**What is being asked**
Your task is to copy every line of the entries that contains "Gain".
Records shown: Begin
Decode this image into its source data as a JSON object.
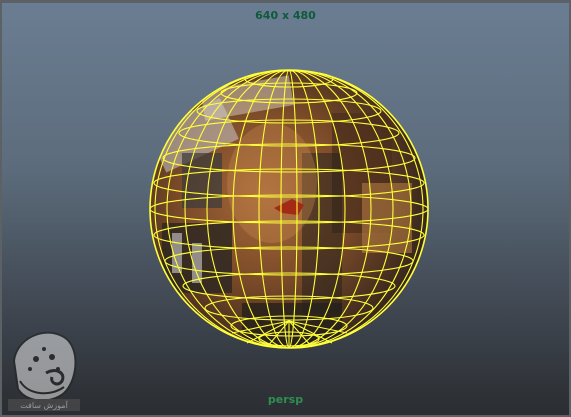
{
  "viewport": {
    "resolution_gate": "640 x 480",
    "camera_name": "persp"
  },
  "colors": {
    "wireframe": "#ffff3a",
    "resolution_label": "#0f5a3c",
    "camera_label": "#2f8f52"
  },
  "watermark": {
    "caption": "آموزش سافت"
  }
}
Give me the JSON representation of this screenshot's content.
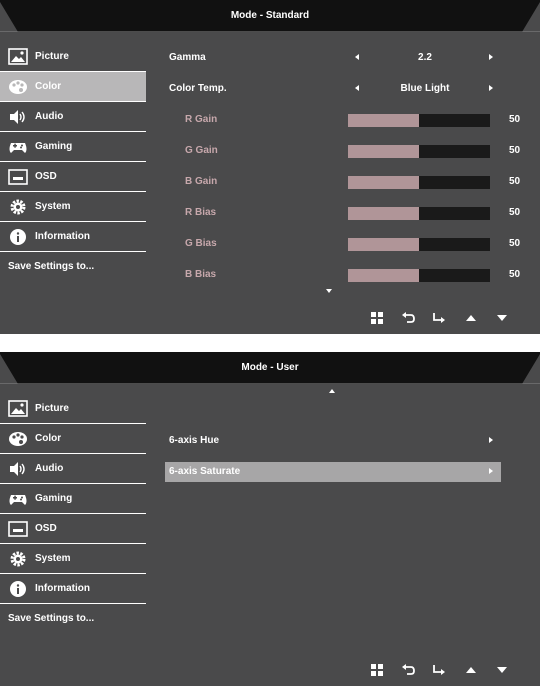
{
  "sidebar_items": [
    {
      "label": "Picture",
      "icon": "picture-icon"
    },
    {
      "label": "Color",
      "icon": "palette-icon"
    },
    {
      "label": "Audio",
      "icon": "speaker-icon"
    },
    {
      "label": "Gaming",
      "icon": "gamepad-icon"
    },
    {
      "label": "OSD",
      "icon": "osd-screen-icon"
    },
    {
      "label": "System",
      "icon": "gear-icon"
    },
    {
      "label": "Information",
      "icon": "info-icon"
    },
    {
      "label": "Save Settings to..."
    }
  ],
  "screen1": {
    "title": "Mode - Standard",
    "active_item": "Color",
    "gamma": {
      "label": "Gamma",
      "value": "2.2"
    },
    "color_temp": {
      "label": "Color Temp.",
      "value": "Blue Light"
    },
    "sliders": [
      {
        "label": "R Gain",
        "value": 50
      },
      {
        "label": "G Gain",
        "value": 50
      },
      {
        "label": "B Gain",
        "value": 50
      },
      {
        "label": "R Bias",
        "value": 50
      },
      {
        "label": "G Bias",
        "value": 50
      },
      {
        "label": "B Bias",
        "value": 50
      }
    ],
    "slider_max": 100
  },
  "screen2": {
    "title": "Mode - User",
    "hue": {
      "label": "6-axis Hue"
    },
    "saturate": {
      "label": "6-axis Saturate"
    }
  },
  "navbar_icons": [
    "menu-grid-icon",
    "return-icon",
    "enter-icon",
    "up-icon",
    "down-icon"
  ],
  "colors": {
    "panel": "#4a4a4b",
    "active": "#b8b7b8",
    "slider_fill": "#b09598",
    "slider_track": "#1a1a1a",
    "sub_label": "#c7a8ac"
  }
}
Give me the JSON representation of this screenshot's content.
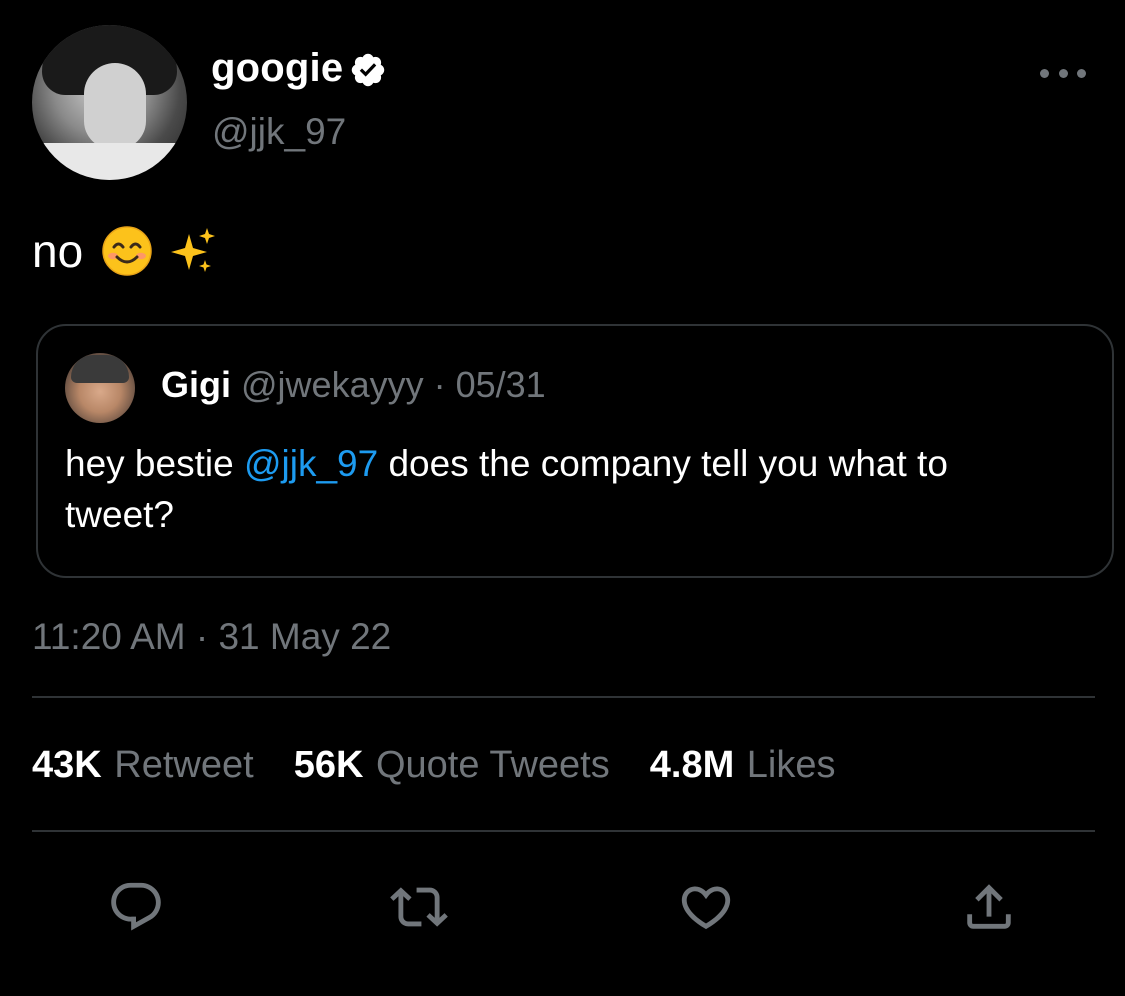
{
  "author": {
    "display_name": "googie",
    "handle": "@jjk_97",
    "verified_icon": "verified-badge-icon"
  },
  "tweet": {
    "text": "no",
    "emojis": [
      "smiling-face-icon",
      "sparkles-icon"
    ]
  },
  "quoted_tweet": {
    "name": "Gigi",
    "handle": "@jwekayyy",
    "separator": " · ",
    "date": "05/31",
    "text_before": "hey bestie ",
    "mention": "@jjk_97",
    "text_after": " does the company tell you what to tweet?"
  },
  "timestamp": "11:20 AM · 31 May 22",
  "stats": {
    "retweets": {
      "count": "43K",
      "label": "Retweet"
    },
    "quotes": {
      "count": "56K",
      "label": "Quote Tweets"
    },
    "likes": {
      "count": "4.8M",
      "label": "Likes"
    }
  },
  "actions": [
    "reply-icon",
    "retweet-icon",
    "like-icon",
    "share-icon"
  ],
  "colors": {
    "background": "#000000",
    "primary_text": "#ffffff",
    "secondary_text": "#71767b",
    "link": "#1d9bf0",
    "border": "#2f3336"
  }
}
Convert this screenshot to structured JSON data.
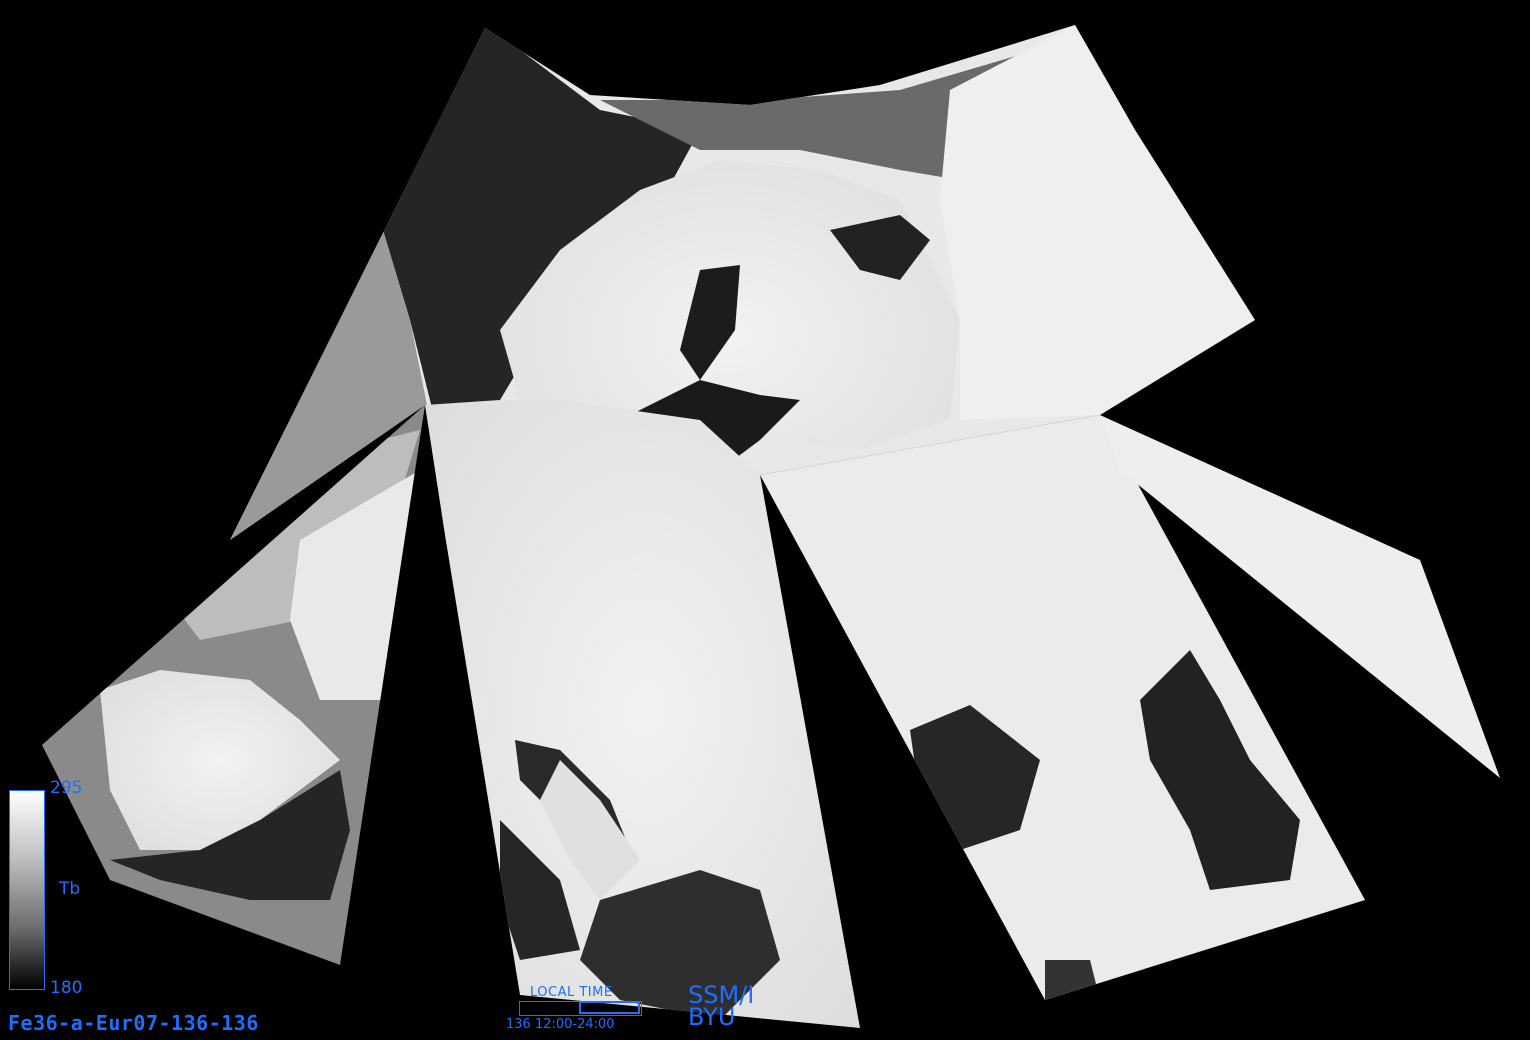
{
  "image": {
    "palette": {
      "ocean": "#2a2a2a",
      "land": "#ececec",
      "background": "#000000",
      "annotation": "#1e6fff"
    }
  },
  "colorbar": {
    "max_label": "295",
    "min_label": "180",
    "unit_label": "Tb",
    "colors": [
      "#ffffff",
      "#bdbdbd",
      "#6a6a6a",
      "#000000"
    ]
  },
  "file_id": "Fe36-a-Eur07-136-136",
  "local_time": {
    "title": "LOCAL  TIME",
    "range": "136  12:00-24:00"
  },
  "sensor": {
    "name": "SSM/I",
    "org": "BYU"
  }
}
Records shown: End
**Response to the exercise**
        "label": "R Gain",
        "label": "G Gain",
        "label": "B Gain",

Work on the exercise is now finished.